- Brief
Copy every record below exactly as it stands.

-- Dataset records follows --

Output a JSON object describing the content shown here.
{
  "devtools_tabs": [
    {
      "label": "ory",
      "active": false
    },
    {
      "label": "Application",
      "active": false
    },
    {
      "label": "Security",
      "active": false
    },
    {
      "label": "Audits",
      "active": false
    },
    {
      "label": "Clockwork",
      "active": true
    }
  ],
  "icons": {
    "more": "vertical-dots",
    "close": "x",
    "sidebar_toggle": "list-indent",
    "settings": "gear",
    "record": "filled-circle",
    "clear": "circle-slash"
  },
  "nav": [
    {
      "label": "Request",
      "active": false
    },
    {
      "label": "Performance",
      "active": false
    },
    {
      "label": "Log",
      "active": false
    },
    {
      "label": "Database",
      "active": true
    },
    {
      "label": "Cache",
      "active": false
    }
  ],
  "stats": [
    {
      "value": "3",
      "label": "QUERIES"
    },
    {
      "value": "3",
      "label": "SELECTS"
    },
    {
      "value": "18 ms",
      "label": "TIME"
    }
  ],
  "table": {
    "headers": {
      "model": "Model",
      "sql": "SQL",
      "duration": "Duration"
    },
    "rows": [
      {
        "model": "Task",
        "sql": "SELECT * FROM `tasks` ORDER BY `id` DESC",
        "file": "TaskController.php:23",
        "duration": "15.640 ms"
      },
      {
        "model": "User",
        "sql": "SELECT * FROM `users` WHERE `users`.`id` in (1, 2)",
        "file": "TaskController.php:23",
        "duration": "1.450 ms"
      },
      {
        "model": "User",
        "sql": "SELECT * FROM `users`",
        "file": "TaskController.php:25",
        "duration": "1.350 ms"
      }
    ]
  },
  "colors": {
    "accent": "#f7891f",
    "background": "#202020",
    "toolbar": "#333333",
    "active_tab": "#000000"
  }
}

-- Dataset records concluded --

- Worked solution
Output a JSON object describing the content shown here.
{
  "devtools_tabs": [
    {
      "label": "ory",
      "active": false
    },
    {
      "label": "Application",
      "active": false
    },
    {
      "label": "Security",
      "active": false
    },
    {
      "label": "Audits",
      "active": false
    },
    {
      "label": "Clockwork",
      "active": true
    }
  ],
  "icons": {
    "more": "vertical-dots",
    "close": "x",
    "sidebar_toggle": "list-indent",
    "settings": "gear",
    "record": "filled-circle",
    "clear": "circle-slash"
  },
  "nav": [
    {
      "label": "Request",
      "active": false
    },
    {
      "label": "Performance",
      "active": false
    },
    {
      "label": "Log",
      "active": false
    },
    {
      "label": "Database",
      "active": true
    },
    {
      "label": "Cache",
      "active": false
    }
  ],
  "stats": [
    {
      "value": "3",
      "label": "QUERIES"
    },
    {
      "value": "3",
      "label": "SELECTS"
    },
    {
      "value": "18 ms",
      "label": "TIME"
    }
  ],
  "table": {
    "headers": {
      "model": "Model",
      "sql": "SQL",
      "duration": "Duration"
    },
    "rows": [
      {
        "model": "Task",
        "sql": "SELECT * FROM `tasks` ORDER BY `id` DESC",
        "file": "TaskController.php:23",
        "duration": "15.640 ms"
      },
      {
        "model": "User",
        "sql": "SELECT * FROM `users` WHERE `users`.`id` in (1, 2)",
        "file": "TaskController.php:23",
        "duration": "1.450 ms"
      },
      {
        "model": "User",
        "sql": "SELECT * FROM `users`",
        "file": "TaskController.php:25",
        "duration": "1.350 ms"
      }
    ]
  },
  "colors": {
    "accent": "#f7891f",
    "background": "#202020",
    "toolbar": "#333333",
    "active_tab": "#000000"
  }
}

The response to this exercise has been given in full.